◆ Goal of the exercise: Work out how many lines of the material below contain the word "JSON", then write that number alone.

◆ Task data:

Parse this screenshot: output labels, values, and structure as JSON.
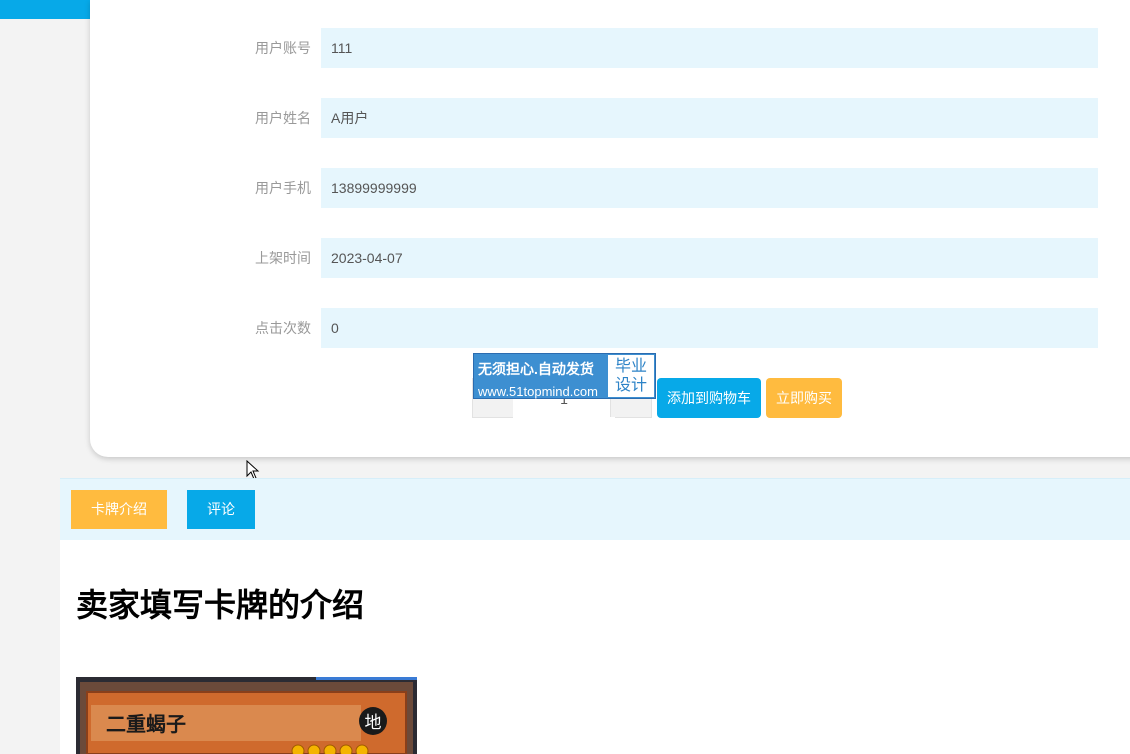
{
  "details": {
    "fields": [
      {
        "label": "用户账号",
        "value": "111"
      },
      {
        "label": "用户姓名",
        "value": "A用户"
      },
      {
        "label": "用户手机",
        "value": "13899999999"
      },
      {
        "label": "上架时间",
        "value": "2023-04-07"
      },
      {
        "label": "点击次数",
        "value": "0"
      }
    ],
    "quantity": "1",
    "add_to_cart_label": "添加到购物车",
    "buy_now_label": "立即购买"
  },
  "watermark": {
    "line1": "无须担心.自动发货",
    "line2": "www.51topmind.com",
    "side_line1": "毕业",
    "side_line2": "设计"
  },
  "tabs": [
    {
      "label": "卡牌介绍"
    },
    {
      "label": "评论"
    }
  ],
  "content": {
    "title": "卖家填写卡牌的介绍",
    "card_name": "二重蝎子",
    "card_attribute": "地"
  },
  "colors": {
    "primary": "#07a9e8",
    "accent": "#ffbb3f",
    "field_bg": "#e6f6fd"
  }
}
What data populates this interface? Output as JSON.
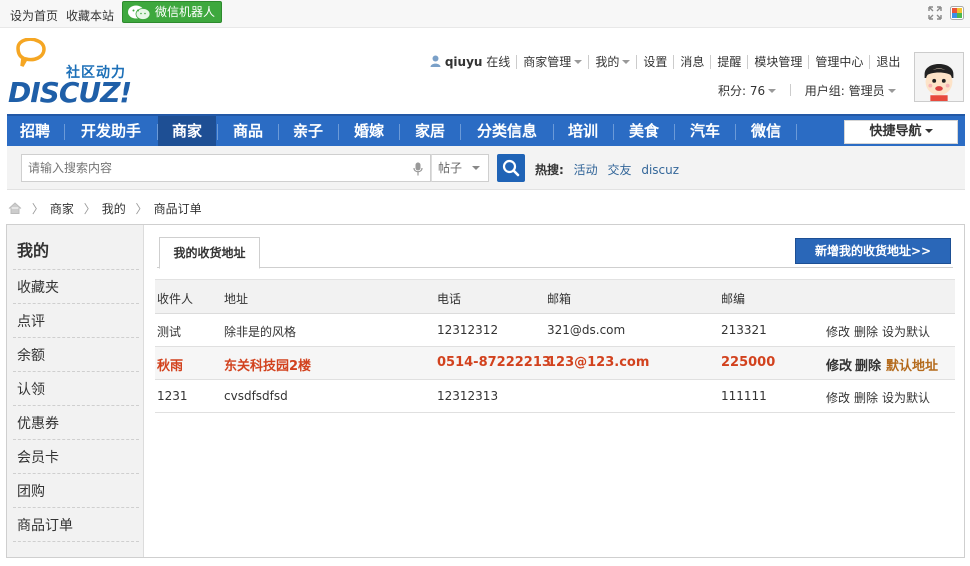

◆ Exercise result: 2